Printer Friendly, PDF & Email

Privacy Briefs: July 2021

◆ Mayo Clinic is facing three lawsuits from patients who say a former surgery resident, Ahmad Alsughayer, viewed hundreds of their nude photographs in electronic health records (EHRs) despite having no professional reason to go into their files.[1] Alsughayer was charged in April by the Olmsted County attorney’s office with a single gross misdemeanor of unauthorized computer access after one of the 1,614 patients whose records he viewed filed a report with the Rochester police. The three civil lawsuits include one from a Rochester-area woman who works at Mayo Clinic. She is suing the health system for failing to use a feature in its EHR system that she said would have prevented the privacy breach by limiting access to highly sensitive medical records. Although the data breach letter she received from Mayo didn’t expressly mention the naked photos, the woman told the Star Tribune that she figured it out based on the dates of the records. A plaintiff in a second lawsuit said she felt Mayo personnel weren’t honest when they said the investigation couldn’t find a medical or business reason for the breach and Mayo would never know why this happened. “This representation was false,” the lawsuit said. “Mayo Clinic already knew, but did not tell plaintiff, that Alsughayer had requested access to these 1,600+ EHRs to view naked images of female patients…and that Mayo Clinic chose not to implement the fixes and protections proper to have prevented this incident.” A third lawsuit is pending with similar allegations. All three cases are filed in state court, and two of the three are seeking class-action status. In court filings, Mayo has denied the allegations. The health system said that its staff investigated the incident, concluded that only one employee viewed patients’ “protected medical information,” and notified the authorities and affected patients.

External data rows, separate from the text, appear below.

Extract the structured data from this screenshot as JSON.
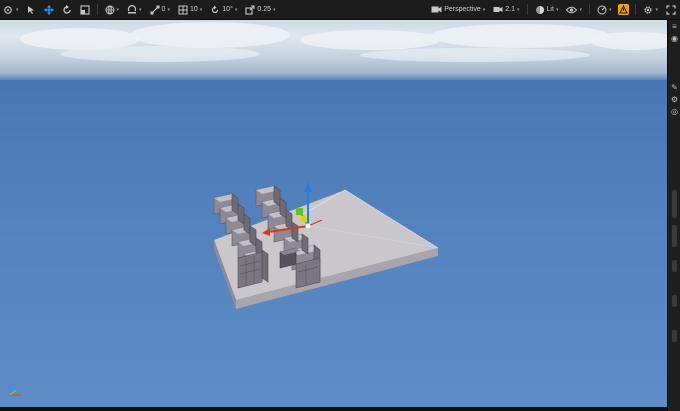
{
  "toolbar": {
    "snap_translate_value": "0",
    "snap_rotate_value": "10",
    "snap_angle_value": "10°",
    "snap_scale_value": "0.25",
    "viewport_type_label": "Perspective",
    "grid_size_value": "2.1",
    "view_mode_label": "Lit",
    "icons": [
      "transform-menu-icon",
      "select-icon",
      "move-icon",
      "rotate-icon",
      "scale-icon",
      "world-local-icon",
      "surface-snap-icon",
      "translate-snap-icon",
      "rotate-snap-icon",
      "scale-snap-icon",
      "camera-icon",
      "view-mode-icon",
      "show-icon",
      "performance-icon",
      "warning-icon",
      "settings-icon",
      "maximize-icon"
    ]
  },
  "colors": {
    "toolbar_bg": "#1c1c1c",
    "accent_blue": "#1ea7ff",
    "warning": "#f0a500",
    "gizmo_x": "#d23a1a",
    "gizmo_y": "#5fbf2a",
    "gizmo_z": "#1f7fe6"
  }
}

This document is only available to subscribers. Please log in or purchase access.